▶ TASK PROMPT
Pick out the lines below that contain the string "JSON" and copy them all.

▶ Records excerpted from a collection
----------------------------------------

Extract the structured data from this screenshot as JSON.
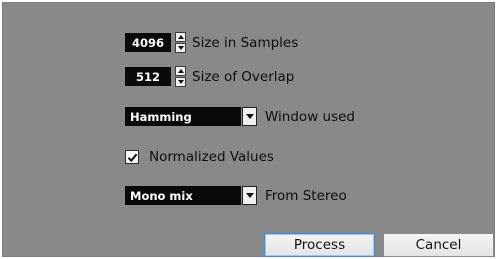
{
  "settings": {
    "size_in_samples": {
      "value": "4096",
      "label": "Size in Samples"
    },
    "size_of_overlap": {
      "value": "512",
      "label": "Size of Overlap"
    },
    "window_used": {
      "value": "Hamming",
      "label": "Window used"
    },
    "normalized_values": {
      "checked": true,
      "label": "Normalized Values"
    },
    "from_stereo": {
      "value": "Mono mix",
      "label": "From Stereo"
    }
  },
  "buttons": {
    "process_label": "Process",
    "cancel_label": "Cancel"
  },
  "icons": {
    "spin": "spinner-arrows-icon",
    "dropdown": "chevron-down-icon",
    "check": "checkmark-icon"
  }
}
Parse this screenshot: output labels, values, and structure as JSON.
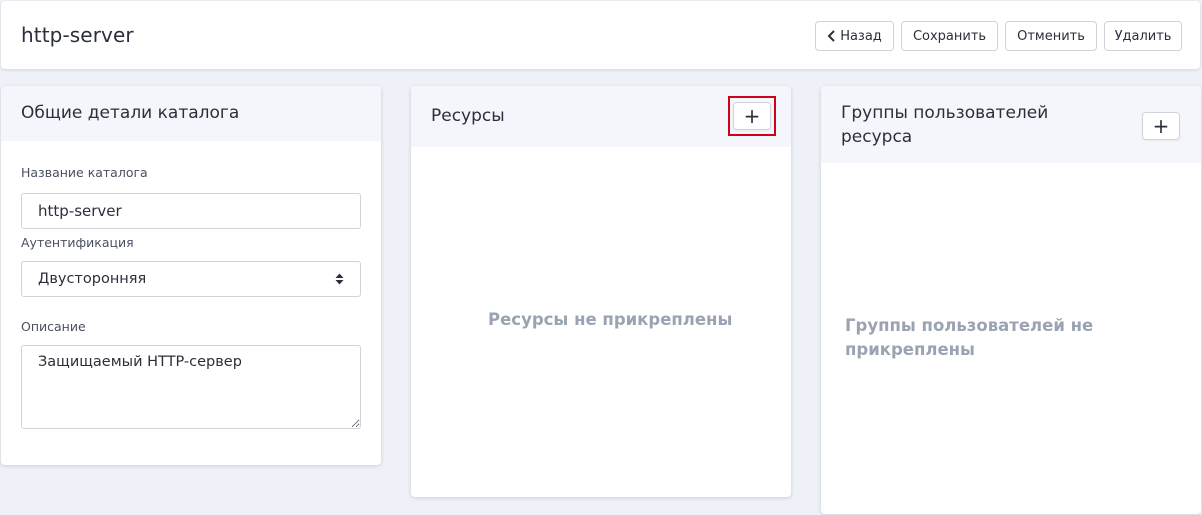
{
  "header": {
    "title": "http-server",
    "buttons": {
      "back_label": "Назад",
      "save_label": "Сохранить",
      "cancel_label": "Отменить",
      "delete_label": "Удалить"
    }
  },
  "details": {
    "title": "Общие детали каталога",
    "name_label": "Название каталога",
    "name_value": "http-server",
    "auth_label": "Аутентификация",
    "auth_value": "Двусторонняя",
    "description_label": "Описание",
    "description_value": "Защищаемый HTTP-сервер"
  },
  "resources": {
    "title": "Ресурсы",
    "add_label": "+",
    "empty_text": "Ресурсы не прикреплены"
  },
  "groups": {
    "title": "Группы пользователей ресурса",
    "add_label": "+",
    "empty_text": "Группы пользователей не прикреплены"
  },
  "icons": {
    "back": "chevron-left-icon",
    "select": "select-arrows-icon",
    "add": "plus-icon"
  },
  "colors": {
    "page_background": "#eef1f8",
    "card_header": "#f4f6fb",
    "empty_text": "#9aa3b2",
    "highlight": "#d0021b"
  }
}
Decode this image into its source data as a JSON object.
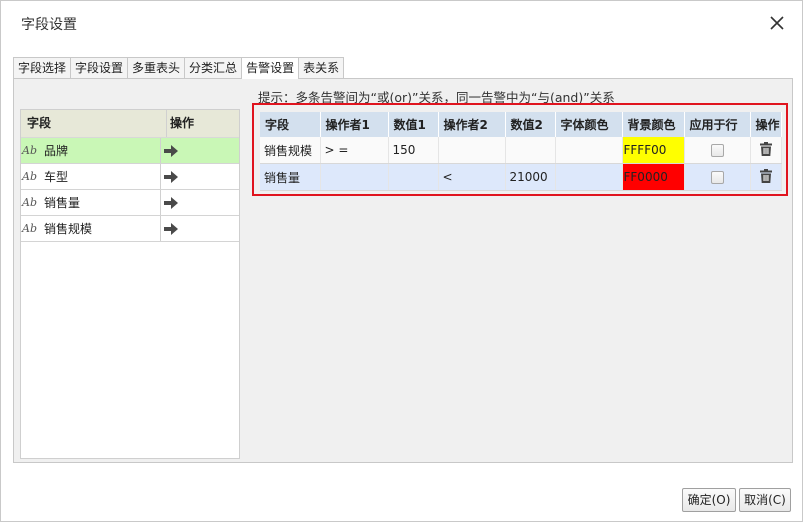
{
  "dialog": {
    "title": "字段设置"
  },
  "tabs": [
    {
      "label": "字段选择"
    },
    {
      "label": "字段设置"
    },
    {
      "label": "多重表头"
    },
    {
      "label": "分类汇总"
    },
    {
      "label": "告警设置",
      "active": true
    },
    {
      "label": "表关系"
    }
  ],
  "field_list": {
    "headers": {
      "field": "字段",
      "action": "操作"
    },
    "items": [
      {
        "type_icon": "Ab",
        "label": "品牌",
        "selected": true
      },
      {
        "type_icon": "Ab",
        "label": "车型"
      },
      {
        "type_icon": "Ab",
        "label": "销售量"
      },
      {
        "type_icon": "Ab",
        "label": "销售规模"
      }
    ]
  },
  "hint": "提示：多条告警间为“或(or)”关系，同一告警中为“与(and)”关系",
  "alert_table": {
    "headers": [
      "字段",
      "操作者1",
      "数值1",
      "操作者2",
      "数值2",
      "字体颜色",
      "背景颜色",
      "应用于行",
      "操作"
    ],
    "rows": [
      {
        "field": "销售规模",
        "op1": "> =",
        "val1": "150",
        "op2": "",
        "val2": "",
        "font_color": "",
        "bg_color": "FFFF00",
        "bg_color_hex": "#ffff00",
        "apply_row": false
      },
      {
        "field": "销售量",
        "op1": "",
        "val1": "",
        "op2": "<",
        "val2": "21000",
        "font_color": "",
        "bg_color": "FF0000",
        "bg_color_hex": "#ff0000",
        "apply_row": false
      }
    ]
  },
  "buttons": {
    "ok": "确定(O)",
    "cancel": "取消(C)"
  },
  "colors": {
    "highlight_border": "#e0141e",
    "selected_row": "#c9f7b6",
    "table_header": "#d3e0ee"
  },
  "icons": {
    "close": "close-icon",
    "move": "arrow-right-icon",
    "delete": "trash-icon",
    "field_type": "text-type-icon"
  }
}
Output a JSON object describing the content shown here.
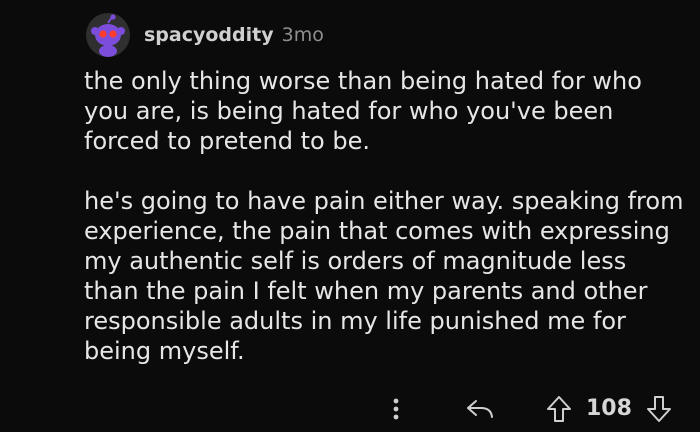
{
  "comment": {
    "author": "spacyoddity",
    "age": "3mo",
    "avatar_icon": "snoo-avatar-icon",
    "paragraphs": [
      "the only thing worse than being hated for who you are, is being hated for who you've been forced to pretend to be.",
      "he's going to have pain either way. speaking from experience, the pain that comes with expressing my authentic self is orders of magnitude less than the pain I felt when my parents and other responsible adults in my life punished me for being myself."
    ]
  },
  "actions": {
    "more_icon": "more-vertical-icon",
    "reply_icon": "reply-icon",
    "upvote_icon": "upvote-arrow-icon",
    "score": "108",
    "downvote_icon": "downvote-arrow-icon"
  },
  "colors": {
    "background": "#0b0b0b",
    "text": "#e6e6e6",
    "muted": "#8f8f8f",
    "avatar_purple": "#7c4ddb",
    "avatar_red": "#ff3c2e"
  }
}
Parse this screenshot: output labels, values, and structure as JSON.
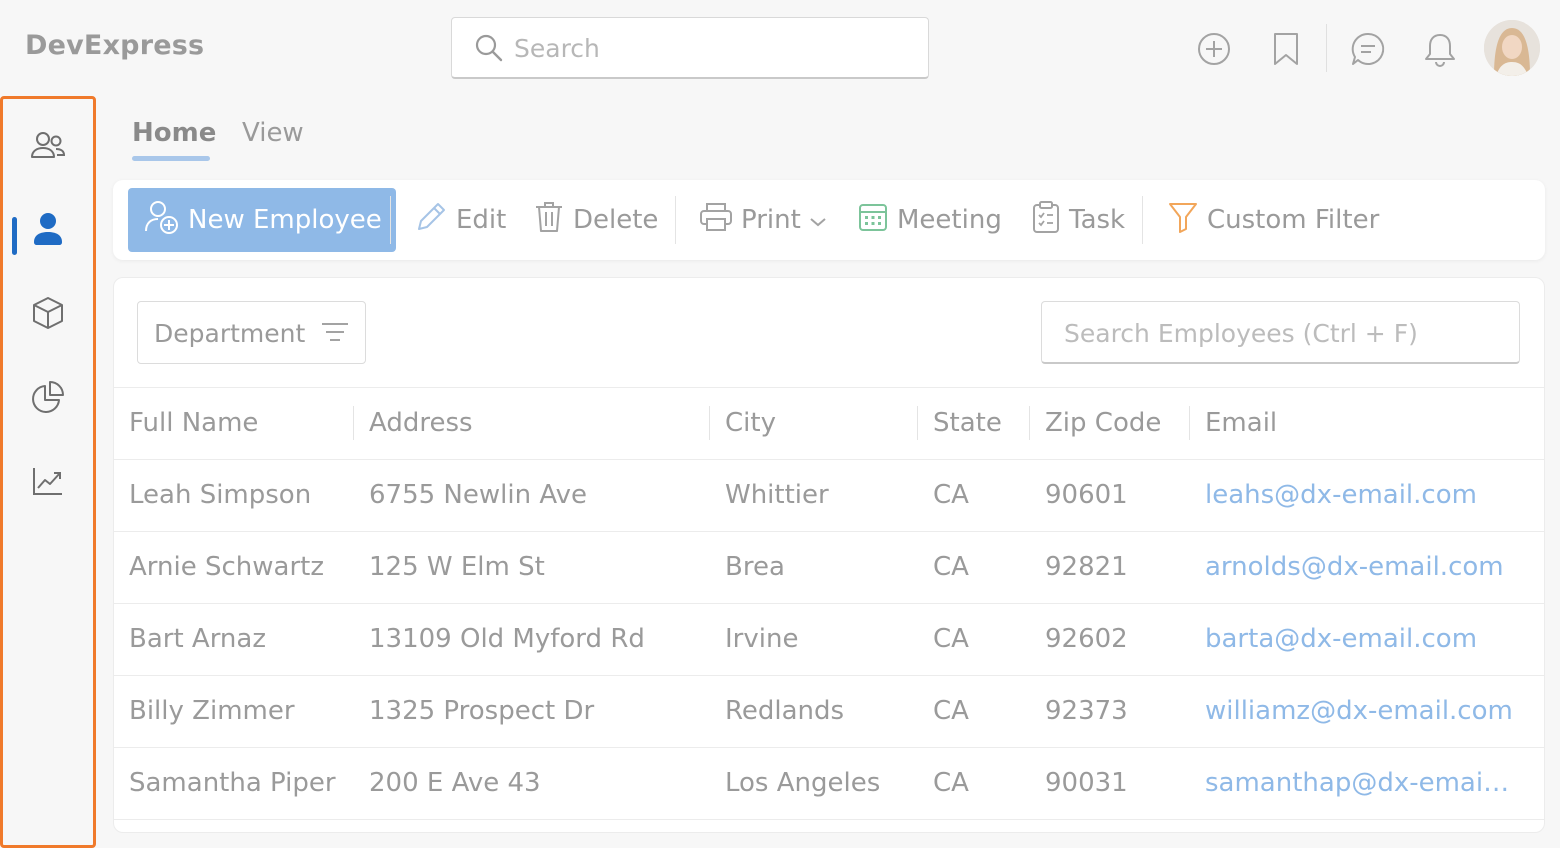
{
  "app": {
    "title": "DevExpress"
  },
  "header": {
    "search_placeholder": "Search",
    "icons": [
      "add-circle-icon",
      "bookmark-icon",
      "chat-icon",
      "bell-icon"
    ]
  },
  "sidebar": {
    "items": [
      {
        "icon": "users-icon",
        "active": false
      },
      {
        "icon": "user-icon",
        "active": true
      },
      {
        "icon": "box-icon",
        "active": false
      },
      {
        "icon": "pie-chart-icon",
        "active": false
      },
      {
        "icon": "trend-chart-icon",
        "active": false
      }
    ]
  },
  "tabs": [
    {
      "label": "Home",
      "active": true
    },
    {
      "label": "View",
      "active": false
    }
  ],
  "toolbar": {
    "new_employee": "New Employee",
    "edit": "Edit",
    "delete": "Delete",
    "print": "Print",
    "meeting": "Meeting",
    "task": "Task",
    "custom_filter": "Custom Filter"
  },
  "grid": {
    "department_label": "Department",
    "search_placeholder": "Search Employees (Ctrl + F)",
    "columns": [
      "Full Name",
      "Address",
      "City",
      "State",
      "Zip Code",
      "Email"
    ],
    "rows": [
      [
        "Leah Simpson",
        "6755 Newlin Ave",
        "Whittier",
        "CA",
        "90601",
        "leahs@dx-email.com"
      ],
      [
        "Arnie Schwartz",
        "125 W Elm St",
        "Brea",
        "CA",
        "92821",
        "arnolds@dx-email.com"
      ],
      [
        "Bart Arnaz",
        "13109 Old Myford Rd",
        "Irvine",
        "CA",
        "92602",
        "barta@dx-email.com"
      ],
      [
        "Billy Zimmer",
        "1325 Prospect Dr",
        "Redlands",
        "CA",
        "92373",
        "williamz@dx-email.com"
      ],
      [
        "Samantha Piper",
        "200 E Ave 43",
        "Los Angeles",
        "CA",
        "90031",
        "samanthap@dx-email.com"
      ]
    ]
  },
  "colors": {
    "accent": "#8fb9e7",
    "active_nav": "#1f6bc4",
    "sidebar_highlight": "#f07a2b",
    "meeting_icon": "#7cc49a",
    "filter_icon": "#f2a65a"
  }
}
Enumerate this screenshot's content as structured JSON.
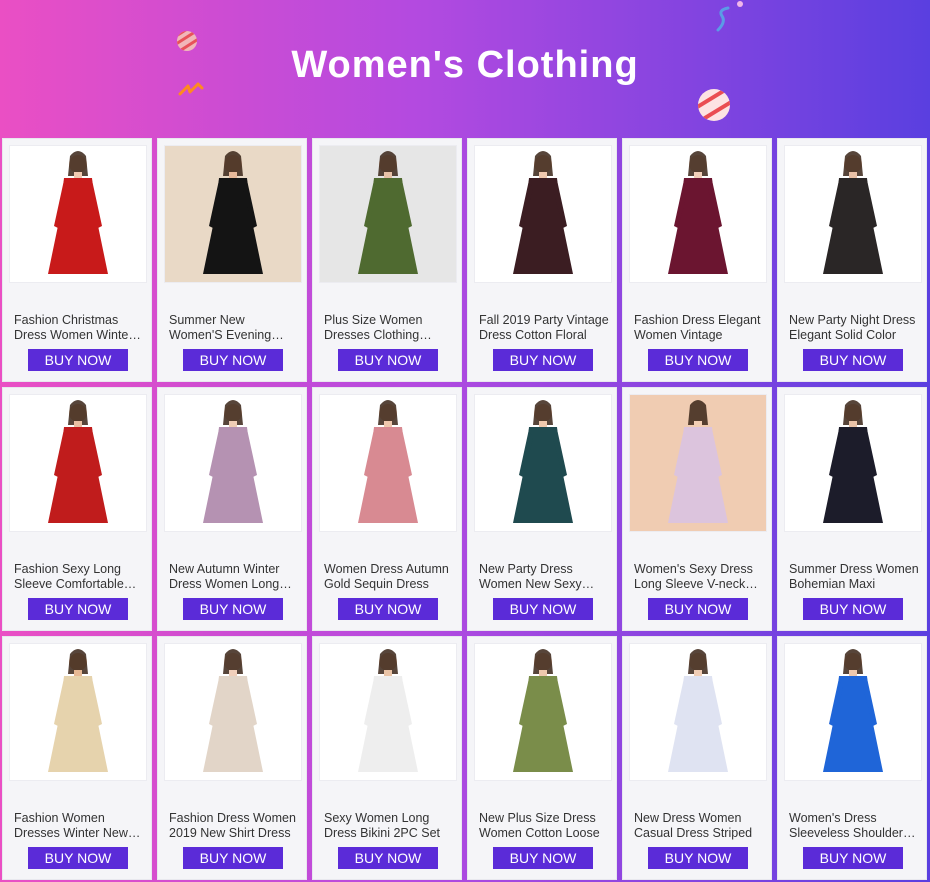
{
  "header": {
    "title": "Women's Clothing"
  },
  "colors": {
    "button": "#5b2bd8",
    "header_start": "#ea4fc4",
    "header_end": "#5a3fe0"
  },
  "products": [
    {
      "name": "Fashion Christmas Dress Women Winter Dress",
      "button": "BUY NOW",
      "image": "red-christmas-dress",
      "bg": "#ffffff",
      "dress": "#c81a1a",
      "skin": "#f1c9b0"
    },
    {
      "name": "Summer New Women'S Evening Dress",
      "button": "BUY NOW",
      "image": "black-lace-dress",
      "bg": "#e9d9c6",
      "dress": "#141414",
      "skin": "#e7b99a"
    },
    {
      "name": "Plus Size Women Dresses Clothing Autumn",
      "button": "BUY NOW",
      "image": "green-tunic-dress",
      "bg": "#e6e6e6",
      "dress": "#4f6a30",
      "skin": "#e7c1a6"
    },
    {
      "name": "Fall 2019 Party Vintage Dress Cotton Floral",
      "button": "BUY NOW",
      "image": "floral-maxi-dress",
      "bg": "#ffffff",
      "dress": "#3b1d22",
      "skin": "#efc8ae"
    },
    {
      "name": "Fashion Dress Elegant Women Vintage",
      "button": "BUY NOW",
      "image": "burgundy-floral-dress",
      "bg": "#ffffff",
      "dress": "#6b1530",
      "skin": "#f2cfb9"
    },
    {
      "name": "New Party Night Dress Elegant Solid Color",
      "button": "BUY NOW",
      "image": "black-mermaid-dress",
      "bg": "#ffffff",
      "dress": "#2a2626",
      "skin": "#e8c0a6"
    },
    {
      "name": "Fashion Sexy Long Sleeve Comfortable Dress",
      "button": "BUY NOW",
      "image": "red-bodycon-dress",
      "bg": "#ffffff",
      "dress": "#c01c1c",
      "skin": "#e9c0a3"
    },
    {
      "name": "New Autumn Winter Dress Women Long Sleeve",
      "button": "BUY NOW",
      "image": "mauve-knit-dress",
      "bg": "#ffffff",
      "dress": "#b592b2",
      "skin": "#efcdb6"
    },
    {
      "name": "Women Dress Autumn Gold Sequin Dress",
      "button": "BUY NOW",
      "image": "pink-sequin-dress",
      "bg": "#ffffff",
      "dress": "#d88a92",
      "skin": "#efc7ad"
    },
    {
      "name": "New Party Dress Women New Sexy Floral",
      "button": "BUY NOW",
      "image": "teal-floral-maxi",
      "bg": "#ffffff",
      "dress": "#1f4a4f",
      "skin": "#efc8ad"
    },
    {
      "name": "Women's Sexy Dress Long Sleeve V-neck Dress",
      "button": "BUY NOW",
      "image": "lilac-peplum-dress",
      "bg": "#f0ccb2",
      "dress": "#dcc4dd",
      "skin": "#f2ceb4"
    },
    {
      "name": "Summer Dress Women Bohemian Maxi",
      "button": "BUY NOW",
      "image": "boho-off-shoulder-dress",
      "bg": "#ffffff",
      "dress": "#1c1c2a",
      "skin": "#e9c3a8"
    },
    {
      "name": "Fashion Women Dresses Winter New Dress",
      "button": "BUY NOW",
      "image": "cream-wrap-dress",
      "bg": "#ffffff",
      "dress": "#e6d3ad",
      "skin": "#e6b894"
    },
    {
      "name": "Fashion Dress Women 2019 New Shirt Dress",
      "button": "BUY NOW",
      "image": "beige-shirt-dress",
      "bg": "#ffffff",
      "dress": "#e2d5c8",
      "skin": "#f0cfbb"
    },
    {
      "name": "Sexy Women Long Dress Bikini 2PC Set",
      "button": "BUY NOW",
      "image": "white-lace-coverup",
      "bg": "#ffffff",
      "dress": "#eeeeee",
      "skin": "#e9c3a6"
    },
    {
      "name": "New Plus Size Dress Women Cotton Loose",
      "button": "BUY NOW",
      "image": "olive-tunic-dress",
      "bg": "#ffffff",
      "dress": "#7a8d4a",
      "skin": "#eec8ae"
    },
    {
      "name": "New Dress Women Casual Dress Striped",
      "button": "BUY NOW",
      "image": "striped-bell-sleeve-dress",
      "bg": "#ffffff",
      "dress": "#dfe3f2",
      "skin": "#f0cdb5"
    },
    {
      "name": "Women's Dress Sleeveless Shoulder Maternity",
      "button": "BUY NOW",
      "image": "blue-maternity-dress",
      "bg": "#ffffff",
      "dress": "#1f65d8",
      "skin": "#efc8ad"
    }
  ]
}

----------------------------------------

▶ RESULT FOR THIS EXERCISE
Extract the structured data from this screenshot as JSON.
Parse this screenshot: output labels, values, and structure as JSON.
Decode this image into its source data as a JSON object.
Output a JSON object describing the content shown here.
Parse this screenshot: output labels, values, and structure as JSON.
Enumerate this screenshot's content as structured JSON.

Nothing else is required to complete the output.